START Task data

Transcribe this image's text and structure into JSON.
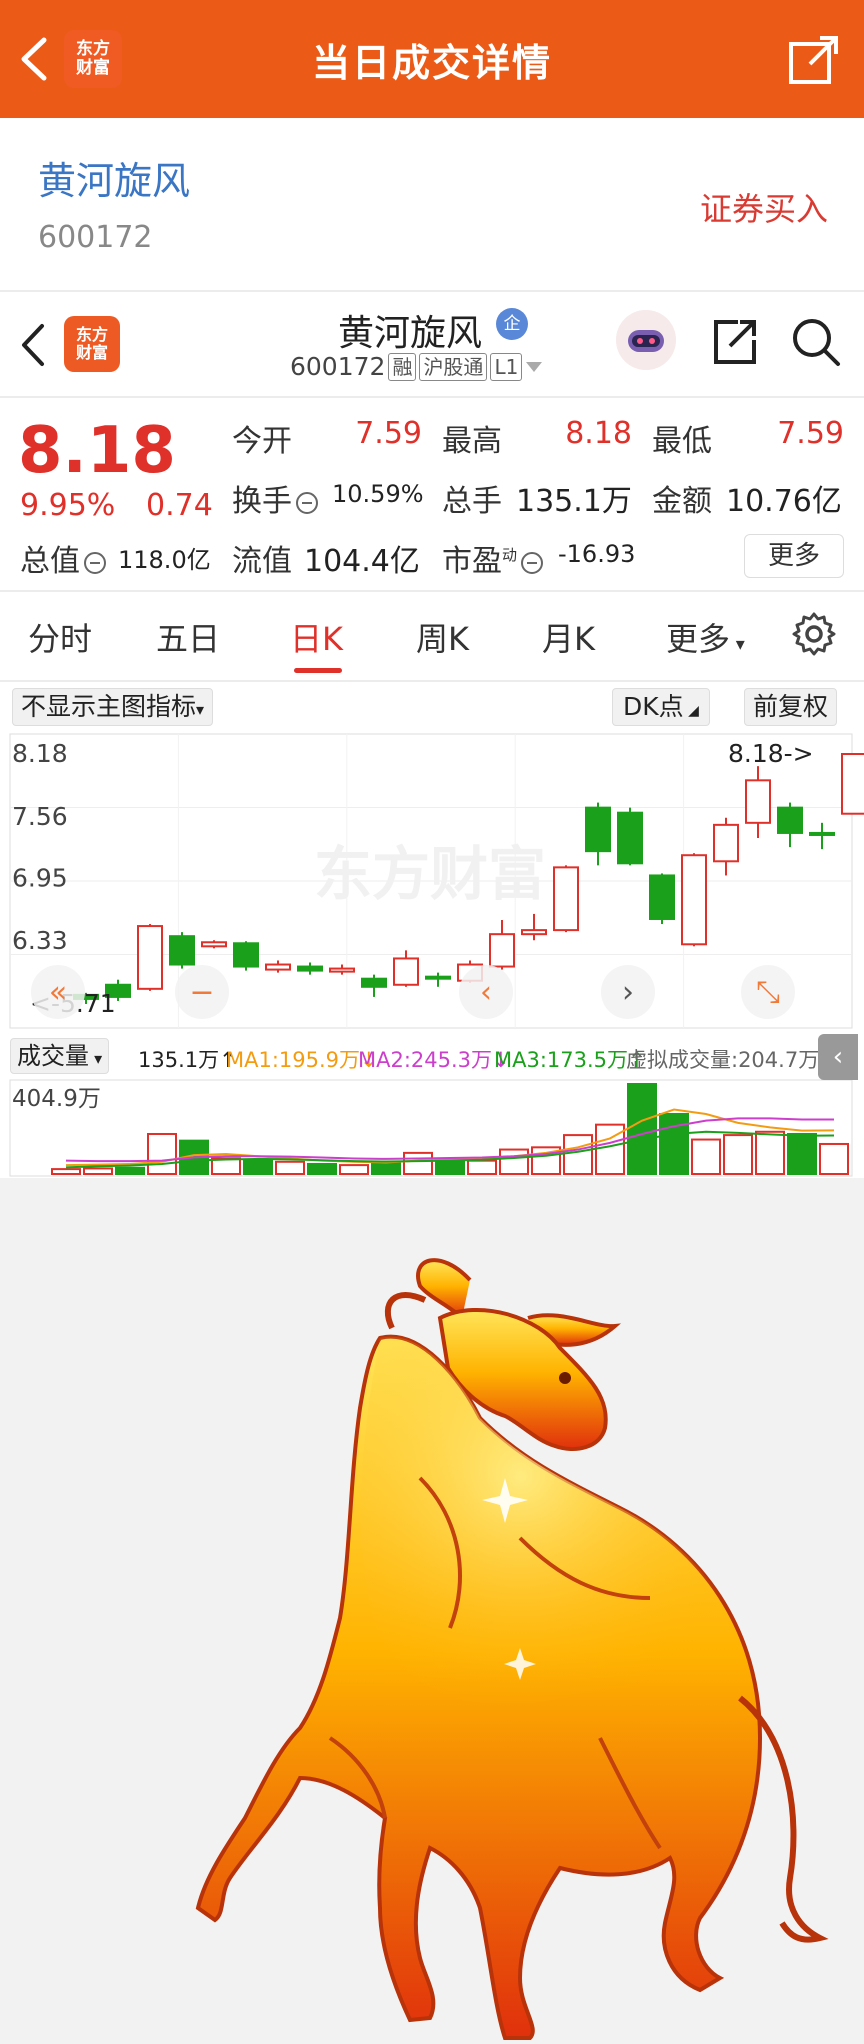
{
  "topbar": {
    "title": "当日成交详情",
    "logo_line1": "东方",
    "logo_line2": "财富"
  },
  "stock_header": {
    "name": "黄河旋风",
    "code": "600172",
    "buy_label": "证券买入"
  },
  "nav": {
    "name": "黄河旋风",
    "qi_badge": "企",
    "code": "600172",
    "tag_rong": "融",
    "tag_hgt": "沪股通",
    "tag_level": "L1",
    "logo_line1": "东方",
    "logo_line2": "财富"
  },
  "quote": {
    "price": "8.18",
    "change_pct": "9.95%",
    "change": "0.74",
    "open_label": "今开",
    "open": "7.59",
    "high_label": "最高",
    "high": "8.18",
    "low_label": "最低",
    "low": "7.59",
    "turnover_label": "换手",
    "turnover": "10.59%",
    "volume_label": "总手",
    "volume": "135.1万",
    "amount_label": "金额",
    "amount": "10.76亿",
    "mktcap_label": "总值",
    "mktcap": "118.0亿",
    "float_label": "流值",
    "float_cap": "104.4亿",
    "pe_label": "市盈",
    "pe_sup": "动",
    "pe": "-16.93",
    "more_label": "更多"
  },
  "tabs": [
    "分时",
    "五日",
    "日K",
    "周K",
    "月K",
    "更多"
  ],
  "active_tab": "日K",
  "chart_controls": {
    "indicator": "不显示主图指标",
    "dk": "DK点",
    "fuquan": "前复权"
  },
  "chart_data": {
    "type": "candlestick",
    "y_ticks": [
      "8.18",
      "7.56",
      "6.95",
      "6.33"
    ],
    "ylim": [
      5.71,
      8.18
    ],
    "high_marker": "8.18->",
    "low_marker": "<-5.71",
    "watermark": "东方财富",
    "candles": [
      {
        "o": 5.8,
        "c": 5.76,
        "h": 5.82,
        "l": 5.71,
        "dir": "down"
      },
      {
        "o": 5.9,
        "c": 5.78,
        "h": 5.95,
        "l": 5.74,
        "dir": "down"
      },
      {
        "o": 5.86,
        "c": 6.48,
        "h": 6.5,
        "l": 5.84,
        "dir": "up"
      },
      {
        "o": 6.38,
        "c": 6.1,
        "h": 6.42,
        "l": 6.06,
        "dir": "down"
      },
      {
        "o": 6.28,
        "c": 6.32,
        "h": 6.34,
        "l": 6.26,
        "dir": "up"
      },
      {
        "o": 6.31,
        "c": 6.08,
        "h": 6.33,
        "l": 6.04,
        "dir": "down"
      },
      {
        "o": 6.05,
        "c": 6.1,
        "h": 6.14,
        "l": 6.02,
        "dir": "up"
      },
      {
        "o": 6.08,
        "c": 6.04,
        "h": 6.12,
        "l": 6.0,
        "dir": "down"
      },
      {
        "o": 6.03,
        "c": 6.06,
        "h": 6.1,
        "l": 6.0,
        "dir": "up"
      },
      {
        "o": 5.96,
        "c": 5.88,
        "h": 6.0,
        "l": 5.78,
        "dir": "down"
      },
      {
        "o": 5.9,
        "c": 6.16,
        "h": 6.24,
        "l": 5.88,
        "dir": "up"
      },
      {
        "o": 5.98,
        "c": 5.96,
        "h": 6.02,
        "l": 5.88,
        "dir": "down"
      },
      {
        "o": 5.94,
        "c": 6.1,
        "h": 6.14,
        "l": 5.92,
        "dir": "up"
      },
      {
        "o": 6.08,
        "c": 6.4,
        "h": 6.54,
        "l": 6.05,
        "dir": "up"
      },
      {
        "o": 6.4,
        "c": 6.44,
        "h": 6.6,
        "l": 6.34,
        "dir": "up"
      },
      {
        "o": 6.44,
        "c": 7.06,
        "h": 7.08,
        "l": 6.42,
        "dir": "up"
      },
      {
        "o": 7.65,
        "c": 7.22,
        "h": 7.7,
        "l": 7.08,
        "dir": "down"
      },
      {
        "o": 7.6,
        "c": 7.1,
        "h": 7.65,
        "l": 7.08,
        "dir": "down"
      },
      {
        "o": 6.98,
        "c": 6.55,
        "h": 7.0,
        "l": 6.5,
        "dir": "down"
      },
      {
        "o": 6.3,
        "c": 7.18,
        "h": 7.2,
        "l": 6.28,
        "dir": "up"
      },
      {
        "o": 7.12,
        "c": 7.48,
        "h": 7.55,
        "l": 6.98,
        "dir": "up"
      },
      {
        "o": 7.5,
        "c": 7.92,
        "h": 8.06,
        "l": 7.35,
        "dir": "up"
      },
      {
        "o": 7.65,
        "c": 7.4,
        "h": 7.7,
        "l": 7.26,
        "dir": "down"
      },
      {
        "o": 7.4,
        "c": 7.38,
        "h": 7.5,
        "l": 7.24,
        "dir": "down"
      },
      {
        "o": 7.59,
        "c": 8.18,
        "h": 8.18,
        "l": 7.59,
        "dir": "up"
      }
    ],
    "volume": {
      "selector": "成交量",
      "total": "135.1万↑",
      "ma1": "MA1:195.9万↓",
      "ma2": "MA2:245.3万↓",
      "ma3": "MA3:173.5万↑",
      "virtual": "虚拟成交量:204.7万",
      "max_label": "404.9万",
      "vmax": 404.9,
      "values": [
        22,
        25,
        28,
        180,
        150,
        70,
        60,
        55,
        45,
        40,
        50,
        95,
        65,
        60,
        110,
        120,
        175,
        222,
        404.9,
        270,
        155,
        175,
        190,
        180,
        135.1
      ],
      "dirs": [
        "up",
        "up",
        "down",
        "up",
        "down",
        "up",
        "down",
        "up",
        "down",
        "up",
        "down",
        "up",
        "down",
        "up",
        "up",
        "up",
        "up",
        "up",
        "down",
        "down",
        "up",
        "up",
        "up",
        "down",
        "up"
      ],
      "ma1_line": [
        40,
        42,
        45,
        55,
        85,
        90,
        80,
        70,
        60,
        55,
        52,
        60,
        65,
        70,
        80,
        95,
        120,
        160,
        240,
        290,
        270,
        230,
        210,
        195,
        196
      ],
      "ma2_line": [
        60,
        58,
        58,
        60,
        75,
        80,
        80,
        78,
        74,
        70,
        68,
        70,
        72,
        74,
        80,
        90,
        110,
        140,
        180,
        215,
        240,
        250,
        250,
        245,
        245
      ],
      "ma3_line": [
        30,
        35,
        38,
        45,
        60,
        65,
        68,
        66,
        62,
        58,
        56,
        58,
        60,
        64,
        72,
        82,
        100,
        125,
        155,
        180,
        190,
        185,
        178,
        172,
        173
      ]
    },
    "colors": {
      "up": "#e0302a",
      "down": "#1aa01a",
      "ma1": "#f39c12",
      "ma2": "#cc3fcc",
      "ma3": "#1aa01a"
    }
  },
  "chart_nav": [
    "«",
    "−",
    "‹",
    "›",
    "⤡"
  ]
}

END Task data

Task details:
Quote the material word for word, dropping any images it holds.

Response to this task:
Transcribe this image's text and structure into JSON.
{
  "topbar": {
    "title": "当日成交详情",
    "logo_line1": "东方",
    "logo_line2": "财富"
  },
  "stock_header": {
    "name": "黄河旋风",
    "code": "600172",
    "buy_label": "证券买入"
  },
  "nav": {
    "name": "黄河旋风",
    "qi_badge": "企",
    "code": "600172",
    "tag_rong": "融",
    "tag_hgt": "沪股通",
    "tag_level": "L1",
    "logo_line1": "东方",
    "logo_line2": "财富"
  },
  "quote": {
    "price": "8.18",
    "change_pct": "9.95%",
    "change": "0.74",
    "open_label": "今开",
    "open": "7.59",
    "high_label": "最高",
    "high": "8.18",
    "low_label": "最低",
    "low": "7.59",
    "turnover_label": "换手",
    "turnover": "10.59%",
    "volume_label": "总手",
    "volume": "135.1万",
    "amount_label": "金额",
    "amount": "10.76亿",
    "mktcap_label": "总值",
    "mktcap": "118.0亿",
    "float_label": "流值",
    "float_cap": "104.4亿",
    "pe_label": "市盈",
    "pe_sup": "动",
    "pe": "-16.93",
    "more_label": "更多"
  },
  "tabs": [
    "分时",
    "五日",
    "日K",
    "周K",
    "月K",
    "更多"
  ],
  "active_tab": "日K",
  "chart_controls": {
    "indicator": "不显示主图指标",
    "dk": "DK点",
    "fuquan": "前复权"
  },
  "chart_data": {
    "type": "candlestick",
    "y_ticks": [
      "8.18",
      "7.56",
      "6.95",
      "6.33"
    ],
    "ylim": [
      5.71,
      8.18
    ],
    "high_marker": "8.18->",
    "low_marker": "<-5.71",
    "watermark": "东方财富",
    "candles": [
      {
        "o": 5.8,
        "c": 5.76,
        "h": 5.82,
        "l": 5.71,
        "dir": "down"
      },
      {
        "o": 5.9,
        "c": 5.78,
        "h": 5.95,
        "l": 5.74,
        "dir": "down"
      },
      {
        "o": 5.86,
        "c": 6.48,
        "h": 6.5,
        "l": 5.84,
        "dir": "up"
      },
      {
        "o": 6.38,
        "c": 6.1,
        "h": 6.42,
        "l": 6.06,
        "dir": "down"
      },
      {
        "o": 6.28,
        "c": 6.32,
        "h": 6.34,
        "l": 6.26,
        "dir": "up"
      },
      {
        "o": 6.31,
        "c": 6.08,
        "h": 6.33,
        "l": 6.04,
        "dir": "down"
      },
      {
        "o": 6.05,
        "c": 6.1,
        "h": 6.14,
        "l": 6.02,
        "dir": "up"
      },
      {
        "o": 6.08,
        "c": 6.04,
        "h": 6.12,
        "l": 6.0,
        "dir": "down"
      },
      {
        "o": 6.03,
        "c": 6.06,
        "h": 6.1,
        "l": 6.0,
        "dir": "up"
      },
      {
        "o": 5.96,
        "c": 5.88,
        "h": 6.0,
        "l": 5.78,
        "dir": "down"
      },
      {
        "o": 5.9,
        "c": 6.16,
        "h": 6.24,
        "l": 5.88,
        "dir": "up"
      },
      {
        "o": 5.98,
        "c": 5.96,
        "h": 6.02,
        "l": 5.88,
        "dir": "down"
      },
      {
        "o": 5.94,
        "c": 6.1,
        "h": 6.14,
        "l": 5.92,
        "dir": "up"
      },
      {
        "o": 6.08,
        "c": 6.4,
        "h": 6.54,
        "l": 6.05,
        "dir": "up"
      },
      {
        "o": 6.4,
        "c": 6.44,
        "h": 6.6,
        "l": 6.34,
        "dir": "up"
      },
      {
        "o": 6.44,
        "c": 7.06,
        "h": 7.08,
        "l": 6.42,
        "dir": "up"
      },
      {
        "o": 7.65,
        "c": 7.22,
        "h": 7.7,
        "l": 7.08,
        "dir": "down"
      },
      {
        "o": 7.6,
        "c": 7.1,
        "h": 7.65,
        "l": 7.08,
        "dir": "down"
      },
      {
        "o": 6.98,
        "c": 6.55,
        "h": 7.0,
        "l": 6.5,
        "dir": "down"
      },
      {
        "o": 6.3,
        "c": 7.18,
        "h": 7.2,
        "l": 6.28,
        "dir": "up"
      },
      {
        "o": 7.12,
        "c": 7.48,
        "h": 7.55,
        "l": 6.98,
        "dir": "up"
      },
      {
        "o": 7.5,
        "c": 7.92,
        "h": 8.06,
        "l": 7.35,
        "dir": "up"
      },
      {
        "o": 7.65,
        "c": 7.4,
        "h": 7.7,
        "l": 7.26,
        "dir": "down"
      },
      {
        "o": 7.4,
        "c": 7.38,
        "h": 7.5,
        "l": 7.24,
        "dir": "down"
      },
      {
        "o": 7.59,
        "c": 8.18,
        "h": 8.18,
        "l": 7.59,
        "dir": "up"
      }
    ],
    "volume": {
      "selector": "成交量",
      "total": "135.1万↑",
      "ma1": "MA1:195.9万↓",
      "ma2": "MA2:245.3万↓",
      "ma3": "MA3:173.5万↑",
      "virtual": "虚拟成交量:204.7万",
      "max_label": "404.9万",
      "vmax": 404.9,
      "values": [
        22,
        25,
        28,
        180,
        150,
        70,
        60,
        55,
        45,
        40,
        50,
        95,
        65,
        60,
        110,
        120,
        175,
        222,
        404.9,
        270,
        155,
        175,
        190,
        180,
        135.1
      ],
      "dirs": [
        "up",
        "up",
        "down",
        "up",
        "down",
        "up",
        "down",
        "up",
        "down",
        "up",
        "down",
        "up",
        "down",
        "up",
        "up",
        "up",
        "up",
        "up",
        "down",
        "down",
        "up",
        "up",
        "up",
        "down",
        "up"
      ],
      "ma1_line": [
        40,
        42,
        45,
        55,
        85,
        90,
        80,
        70,
        60,
        55,
        52,
        60,
        65,
        70,
        80,
        95,
        120,
        160,
        240,
        290,
        270,
        230,
        210,
        195,
        196
      ],
      "ma2_line": [
        60,
        58,
        58,
        60,
        75,
        80,
        80,
        78,
        74,
        70,
        68,
        70,
        72,
        74,
        80,
        90,
        110,
        140,
        180,
        215,
        240,
        250,
        250,
        245,
        245
      ],
      "ma3_line": [
        30,
        35,
        38,
        45,
        60,
        65,
        68,
        66,
        62,
        58,
        56,
        58,
        60,
        64,
        72,
        82,
        100,
        125,
        155,
        180,
        190,
        185,
        178,
        172,
        173
      ]
    },
    "colors": {
      "up": "#e0302a",
      "down": "#1aa01a",
      "ma1": "#f39c12",
      "ma2": "#cc3fcc",
      "ma3": "#1aa01a"
    }
  },
  "chart_nav": [
    "«",
    "−",
    "‹",
    "›",
    "⤡"
  ]
}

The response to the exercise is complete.